» **Work to complete**: Scan the material and copy every line in which "data" appears.
☆ ☆ ☆ ☆ ☆ ☆ ☆
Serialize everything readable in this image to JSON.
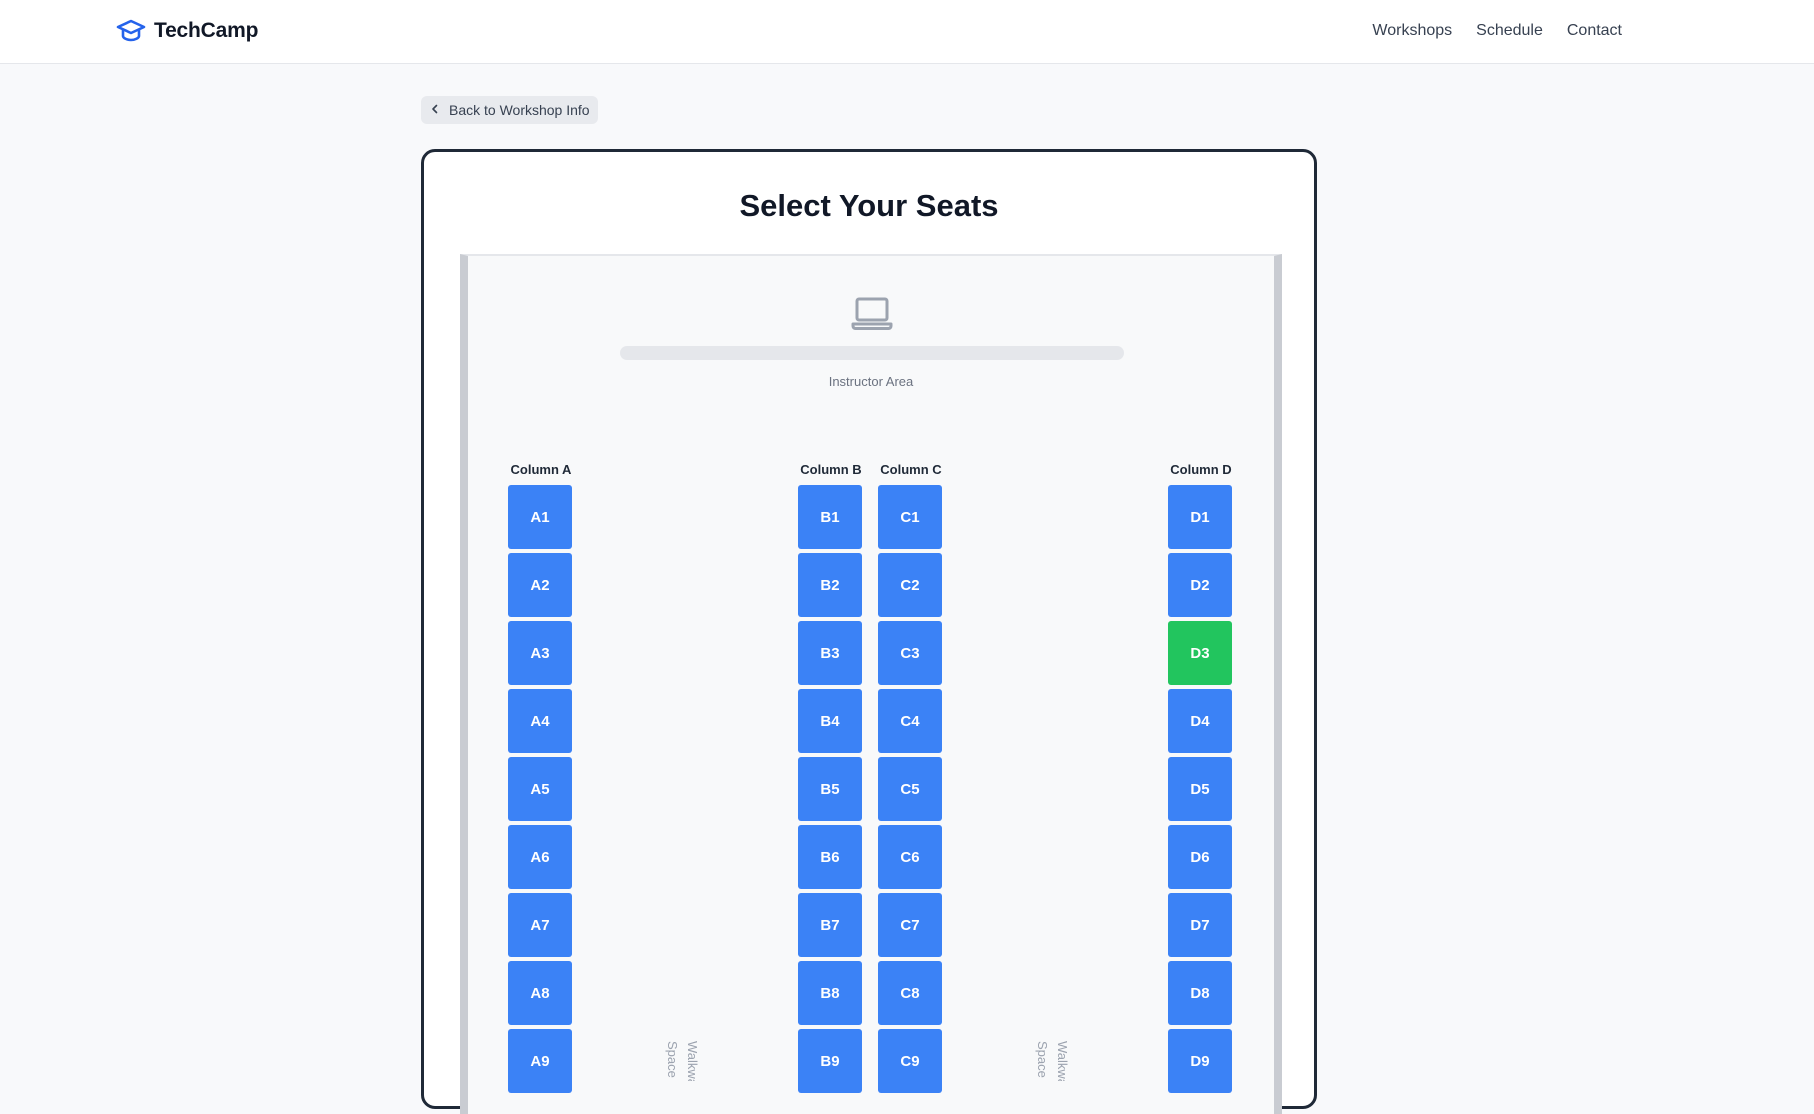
{
  "brand": {
    "name": "TechCamp",
    "icon": "graduation-cap-icon",
    "color": "#2563eb"
  },
  "nav": [
    {
      "label": "Workshops"
    },
    {
      "label": "Schedule"
    },
    {
      "label": "Contact"
    }
  ],
  "back": {
    "label": "Back to Workshop Info",
    "icon": "chevron-left-icon"
  },
  "page": {
    "title": "Select Your Seats"
  },
  "room": {
    "instructor_icon": "laptop-icon",
    "instructor_label": "Instructor Area",
    "walkway_label": "Walkway Space",
    "columns": [
      {
        "label": "Column A",
        "seats": [
          "A1",
          "A2",
          "A3",
          "A4",
          "A5",
          "A6",
          "A7",
          "A8",
          "A9"
        ]
      },
      {
        "label": "Column B",
        "seats": [
          "B1",
          "B2",
          "B3",
          "B4",
          "B5",
          "B6",
          "B7",
          "B8",
          "B9"
        ]
      },
      {
        "label": "Column C",
        "seats": [
          "C1",
          "C2",
          "C3",
          "C4",
          "C5",
          "C6",
          "C7",
          "C8",
          "C9"
        ]
      },
      {
        "label": "Column D",
        "seats": [
          "D1",
          "D2",
          "D3",
          "D4",
          "D5",
          "D6",
          "D7",
          "D8",
          "D9"
        ]
      }
    ],
    "selected_seats": [
      "D3"
    ]
  },
  "colors": {
    "seat_available": "#3b82f6",
    "seat_selected": "#22c55e"
  }
}
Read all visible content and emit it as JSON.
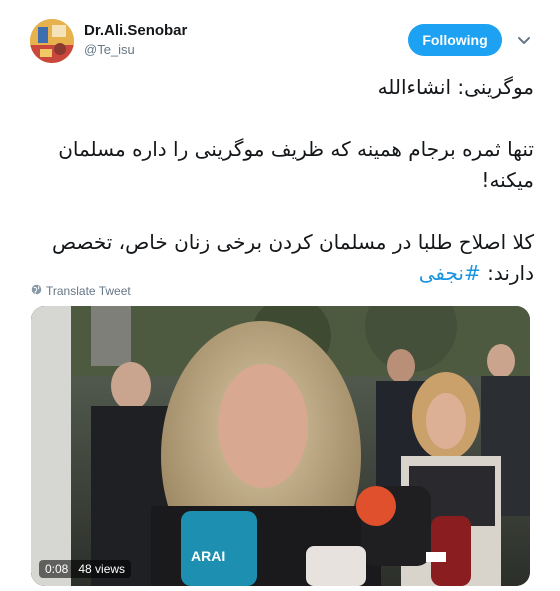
{
  "user": {
    "display_name": "Dr.Ali.Senobar",
    "handle": "@Te_isu"
  },
  "actions": {
    "follow_label": "Following"
  },
  "tweet": {
    "line1": "موگرینی: انشاءالله",
    "line2": "تنها ثمره برجام همینه که ظریف موگرینی را داره مسلمان میکنه!",
    "line3_text": "کلا اصلاح طلبا در مسلمان کردن برخی زنان خاص، تخصص دارند: ",
    "hashtag": "#نجفی"
  },
  "translate_label": "Translate Tweet",
  "video": {
    "time": "0:08",
    "views": "48 views"
  },
  "icons": {
    "caret": "chevron-down-icon",
    "globe": "globe-icon"
  },
  "colors": {
    "accent": "#1da1f2",
    "hashtag": "#1b95e0",
    "muted": "#657786"
  }
}
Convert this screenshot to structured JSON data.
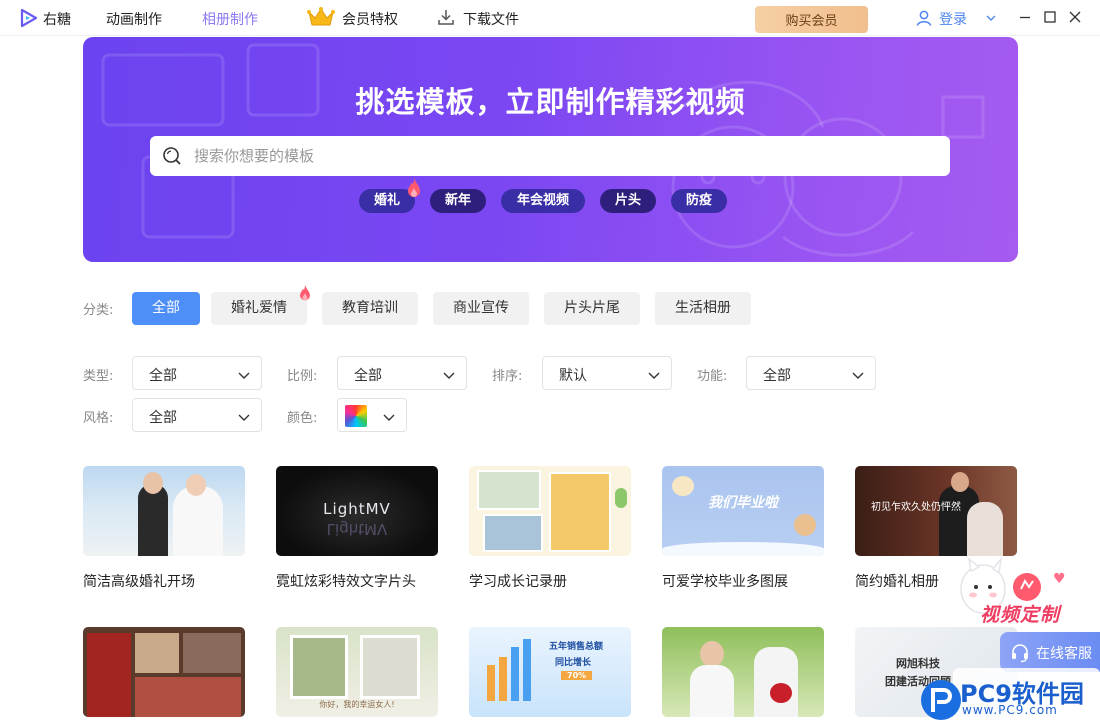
{
  "app": {
    "brand": "右糖"
  },
  "nav": {
    "animation": "动画制作",
    "album": "相册制作",
    "vip": "会员特权",
    "download": "下载文件"
  },
  "header": {
    "buy_vip": "购买会员",
    "login": "登录"
  },
  "banner": {
    "title": "挑选模板，立即制作精彩视频",
    "search_placeholder": "搜索你想要的模板",
    "tags": [
      "婚礼",
      "新年",
      "年会视频",
      "片头",
      "防疫"
    ]
  },
  "categories": {
    "label": "分类:",
    "items": [
      "全部",
      "婚礼爱情",
      "教育培训",
      "商业宣传",
      "片头片尾",
      "生活相册"
    ],
    "active": "全部"
  },
  "filters": {
    "type": {
      "label": "类型:",
      "value": "全部"
    },
    "ratio": {
      "label": "比例:",
      "value": "全部"
    },
    "sort": {
      "label": "排序:",
      "value": "默认"
    },
    "feature": {
      "label": "功能:",
      "value": "全部"
    },
    "style": {
      "label": "风格:",
      "value": "全部"
    },
    "color": {
      "label": "颜色:"
    }
  },
  "templates": [
    {
      "title": "简洁高级婚礼开场"
    },
    {
      "title": "霓虹炫彩特效文字片头",
      "thumb_text": "LightMV"
    },
    {
      "title": "学习成长记录册"
    },
    {
      "title": "可爱学校毕业多图展",
      "thumb_text": "我们毕业啦"
    },
    {
      "title": "简约婚礼相册",
      "thumb_text": "初见乍欢久处仍怦然"
    },
    {
      "title": ""
    },
    {
      "title": "",
      "thumb_text": "你好，我的幸运女人!"
    },
    {
      "title": "",
      "thumb_text": "五年销售总额",
      "thumb_sub": "同比增长",
      "thumb_badge": "70%"
    },
    {
      "title": ""
    },
    {
      "title": "",
      "thumb_text": "网旭科技",
      "thumb_sub": "团建活动回顾"
    }
  ],
  "side": {
    "custom": "视频定制",
    "service": "在线客服"
  },
  "watermark": {
    "text": "PC9软件园",
    "url": "www.PC9.com"
  },
  "colors": {
    "accent": "#4d8ef7",
    "banner": "#7b47f2",
    "vip_gold": "#f1bf8e",
    "album_active": "#8e7af0"
  }
}
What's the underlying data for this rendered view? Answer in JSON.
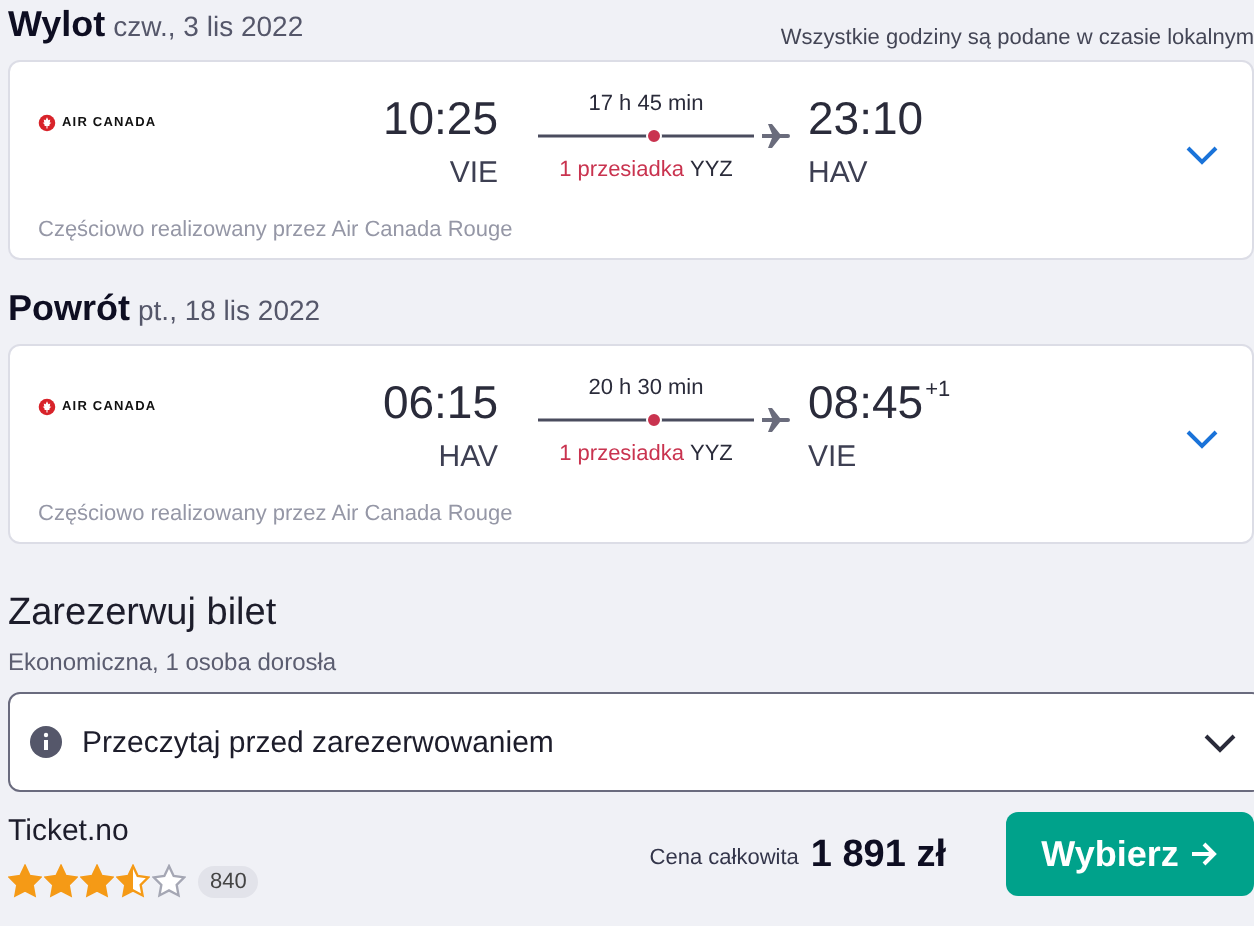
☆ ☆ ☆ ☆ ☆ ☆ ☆
» **Answer for this exercise**:
Convert this screenshot to structured JSON data.
What's the underlying data for this rendered view? Answer in JSON.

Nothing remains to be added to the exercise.